- Counting can also be in the form of finger counting, especially when counting small numbers. This is often used by children to facilitate counting and simple mathematical operations. Finger-counting uses unary notation (one finger = one unit) and is thus limited to counting 10 (unless you start in with your toes). Older finger counting used the four fingers and the three bones in each finger (phalanges) to count to the number twelve. Other hand-gesture systems are also in use, for example the Chinese system by which one can count to 10 using only gestures of one hand. By using finger binary (base 2 counting), it is possible to keep a finger count up to 1023 = 210 − 1. This explanation makes me tired!
- Various devices can also be used to facilitate counting, such as hand tally counters and abacuses. Computers at about 205 million per second. If the last value in the for loop is changed to 18,446,744,073,709,551,615 (the largest value that a 64 bit ulong can hold), this loop would take about 89,984,117,433 seconds which is about 1,041,483 days or 2,853 years! (would someone please call Jackie!)
- Inclusive counting is usually encountered when dealing with time in the Romance languages. In exclusive counting languages such as English, when counting “8” days from Sunday, Monday will be day 1, Tuesday day 2, and the following Monday will be the eighth day. When counting “inclusively,” the Sunday (the start day) will be day 1 and therefore the following Sunday will be the eighth day. For example, the French phrase for “fortnight” is quinzaine (15 [days]), and similar words are present in Greek (δεκαπενθήμερο, dekapenthímero), Spanish (quincena) and Portuguese (quinzena). In contrast, the English word “fortnight” itself derives from “a fourteen-night”, as the archaic “sennight” does from “a seven-night”.
- Names based on inclusive counting appear in other calendars as well: in the Roman calendar the nones (meaning “nine”) is 8 days before the ides; and in the Christian calendar Quinquagesima (meaning 50) is 49 days before Easter Sunday.
- Musical terminology also uses inclusive counting of intervals between notes of the standard scale: going up one note is a second interval, going up two notes is a third interval, etc., and going up seven notes is an octave.
- Learning to count is an important educational/developmental milestone in most cultures of the world, but some cultures in Amazonia and the Australian Outback do not count, and their languages do not have number words. (I think this is where the expression came: “be home before the street lights come on”)

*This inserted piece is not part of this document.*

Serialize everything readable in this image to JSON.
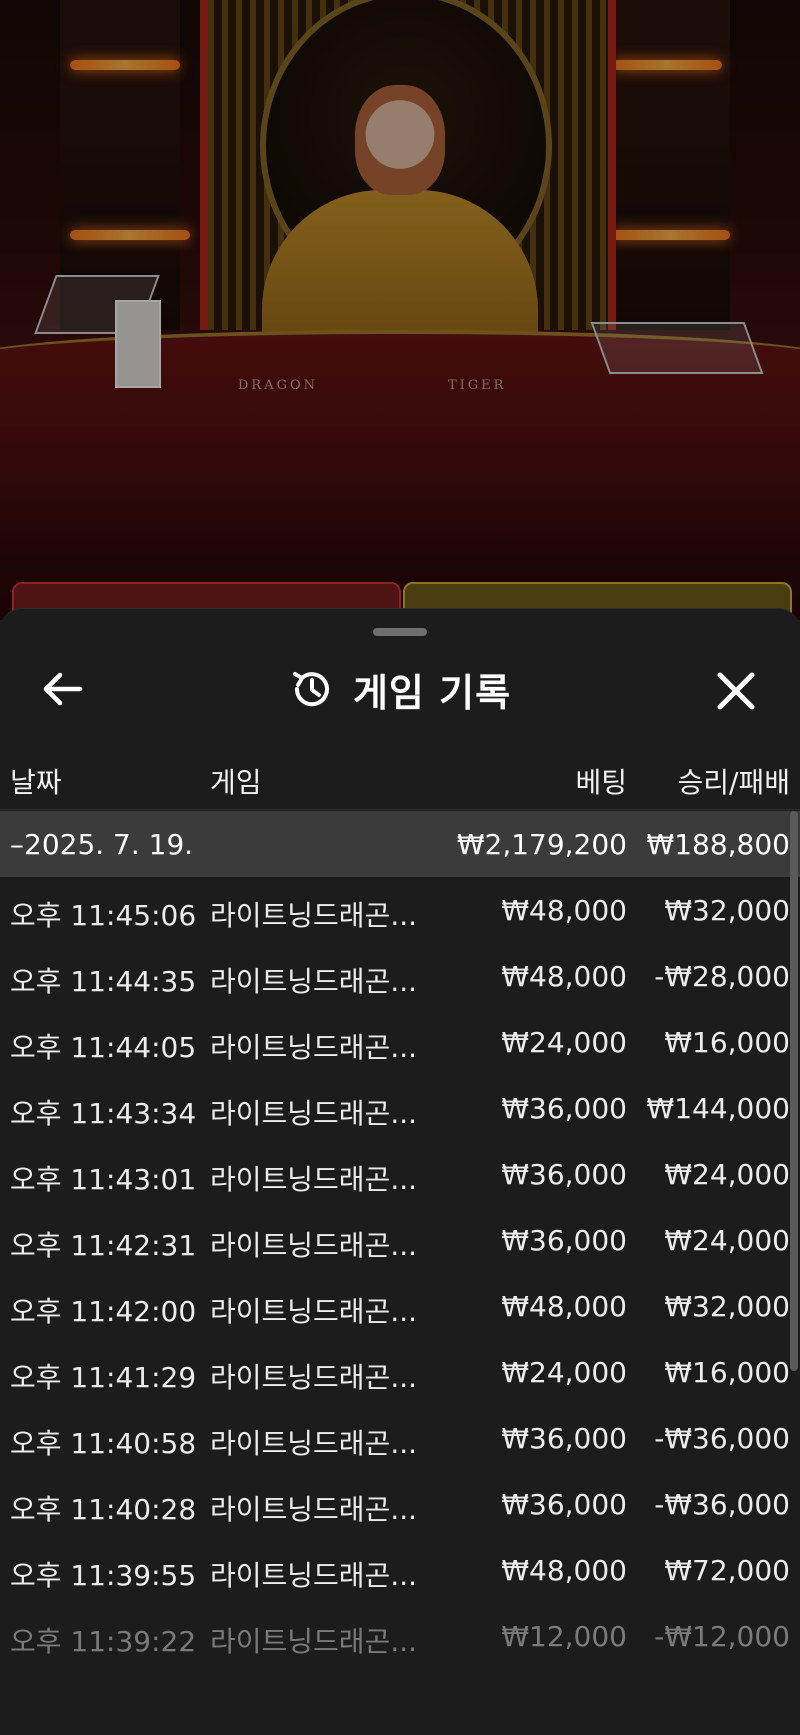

- Many children at just 2 years of age have some skill in reciting the count list (that is, saying “one, two, three, …”). They can also answer questions of ordinality for small numbers, for example, “What comes after three?”. They can even be skilled at pointing to each object in a set and reciting the words one after another. This leads many parents and educators to the conclusion that the child knows how to use counting to determine the size of a set. Research suggests that it takes about a year after learning these skills for a child to understand what they mean and why the procedures are performed
- Counting takes longer than you think. To count to a trillion, a computer can get to one billion (9 zeros) rather fast – 15 seconds. But to get to one trillion (12 zeros) – the difference is amazing – 4 hours and 10 minutes.
- If you love numbers, here’s some great trivia
DO YOU LIKE CONTESTS?
As you may know the Kowalski Heat Treating logo finds its way
into the visuals of my Friday posts.
I. Love. My. Logo.
One week there could be three logos.
The next week there could be 15 logos.
And sometimes the logo is very small or just a partial logo showing.
But there are always logos in some of the pictures.
So, I challenge you, my beloved readers, to count them and send me
a quick email with the total number of logos in the Friday post.
On the following Tuesday I’ll pick a winner from the correct answers
and send that lucky person some great KHT swag.
So, start counting and good luck!
Oh, and the logos at the very top header don’t count.
Got it? Good. :-))))